From: Yongwei Wu <wuyongwei_at_[hidden]>
Date: Mon, 8 Nov 2021 20:32:54 +0800
On Mon, 8 Nov 2021 at 17:39, <language.lawyer_at_[hidden]> wrote:

> > Maybe the intention is the same, but it is simply not clear from the text
> > that base-class access is defined and unrelated-class access is
> undefined.
> > It is clearer in C++17 [basic.lval]/6.10.
> [basic.lval] is not related to the incoherent object expression issue.
> And there is nothing special in base vs. non-base class from [expr.ref]
> POV.
> struct B1 { int i1; };
> struct B2 { int i2; };
> struct D : B1, B2 {};
> D d;
> B2* b2 = reinterpret_cast<B2*>(&d);
> After all, you don't read C++17 [basic.lval] as meaning that doing b2->i2
> is OK and (should) have defined behavior because it is «base-class access»?

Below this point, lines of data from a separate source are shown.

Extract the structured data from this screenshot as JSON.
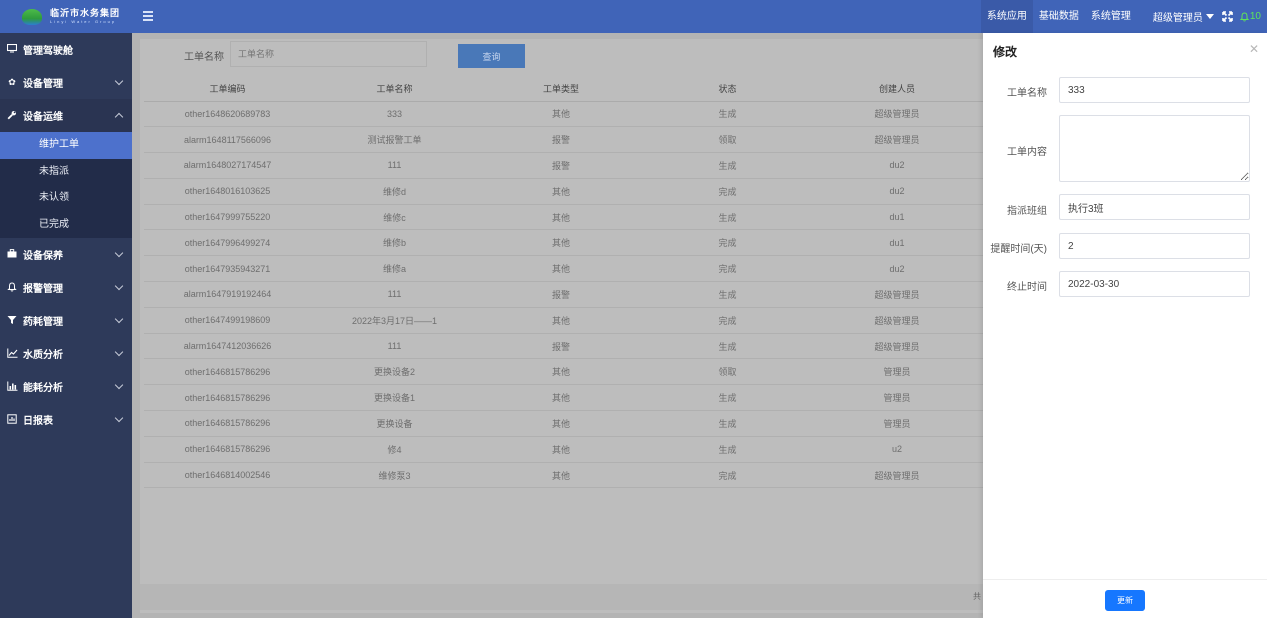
{
  "header": {
    "logo_cn": "临沂市水务集团",
    "logo_en": "Linyi Water Group",
    "nav": [
      "系统应用",
      "基础数据",
      "系统管理"
    ],
    "active_nav": 0,
    "user": "超级管理员",
    "notifications": "10",
    "accent": "#4064b8"
  },
  "sidebar": {
    "items": [
      {
        "icon": "monitor-icon",
        "label": "管理驾驶舱"
      },
      {
        "icon": "gear-icon",
        "label": "设备管理"
      },
      {
        "icon": "wrench-icon",
        "label": "设备运维"
      },
      {
        "icon": "briefcase-icon",
        "label": "设备保养"
      },
      {
        "icon": "bell-icon",
        "label": "报警管理"
      },
      {
        "icon": "filter-icon",
        "label": "药耗管理"
      },
      {
        "icon": "line-chart-icon",
        "label": "水质分析"
      },
      {
        "icon": "bar-chart-icon",
        "label": "能耗分析"
      },
      {
        "icon": "report-icon",
        "label": "日报表"
      }
    ],
    "sub_items": [
      "维护工单",
      "未指派",
      "未认领",
      "已完成"
    ],
    "active_sub": 0
  },
  "search": {
    "label": "工单名称",
    "placeholder": "工单名称",
    "button": "查询"
  },
  "table": {
    "headers": [
      "工单编码",
      "工单名称",
      "工单类型",
      "状态",
      "创建人员"
    ],
    "rows": [
      [
        "other1648620689783",
        "333",
        "其他",
        "生成",
        "超级管理员"
      ],
      [
        "alarm1648117566096",
        "测试报警工单",
        "报警",
        "领取",
        "超级管理员"
      ],
      [
        "alarm1648027174547",
        "111",
        "报警",
        "生成",
        "du2"
      ],
      [
        "other1648016103625",
        "维修d",
        "其他",
        "完成",
        "du2"
      ],
      [
        "other1647999755220",
        "维修c",
        "其他",
        "生成",
        "du1"
      ],
      [
        "other1647996499274",
        "维修b",
        "其他",
        "完成",
        "du1"
      ],
      [
        "other1647935943271",
        "维修a",
        "其他",
        "完成",
        "du2"
      ],
      [
        "alarm1647919192464",
        "111",
        "报警",
        "生成",
        "超级管理员"
      ],
      [
        "other1647499198609",
        "2022年3月17日——1",
        "其他",
        "完成",
        "超级管理员"
      ],
      [
        "alarm1647412036626",
        "111",
        "报警",
        "生成",
        "超级管理员"
      ],
      [
        "other1646815786296",
        "更换设备2",
        "其他",
        "领取",
        "管理员"
      ],
      [
        "other1646815786296",
        "更换设备1",
        "其他",
        "生成",
        "管理员"
      ],
      [
        "other1646815786296",
        "更换设备",
        "其他",
        "生成",
        "管理员"
      ],
      [
        "other1646815786296",
        "修4",
        "其他",
        "生成",
        "u2"
      ],
      [
        "other1646814002546",
        "维修泵3",
        "其他",
        "完成",
        "超级管理员"
      ]
    ]
  },
  "pager": {
    "text": "共"
  },
  "drawer": {
    "title": "修改",
    "fields": {
      "name_label": "工单名称",
      "name_value": "333",
      "content_label": "工单内容",
      "content_value": "",
      "team_label": "指派班组",
      "team_value": "执行3班",
      "remind_label": "提醒时间(天)",
      "remind_value": "2",
      "end_label": "终止时间",
      "end_value": "2022-03-30"
    },
    "update_button": "更新"
  }
}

You do have a point, but this is not how I interpret the C++17 rule.

According to the C++17 rule, if we have:

struct B1 { int i1; };
struct B2 { int i2; };
struct B3 { int i3; };

struct D : B1, B2 {};

D* pD = …;
B2* pB2 = …;
B3* pB3 = …;

Assuming the compiler cannot determine whether pD and pB2 are related (say,
they are passed in to a function), then changes to *pB2 should cause the
compiler to consider *pD is possibly changed. But whatever change made to
*pB3 will not cause the compiler to consider *pD might be tampered with.

Does it still hold for C++20? If so, through which rules?

Received on 2021-11-08 06:32:54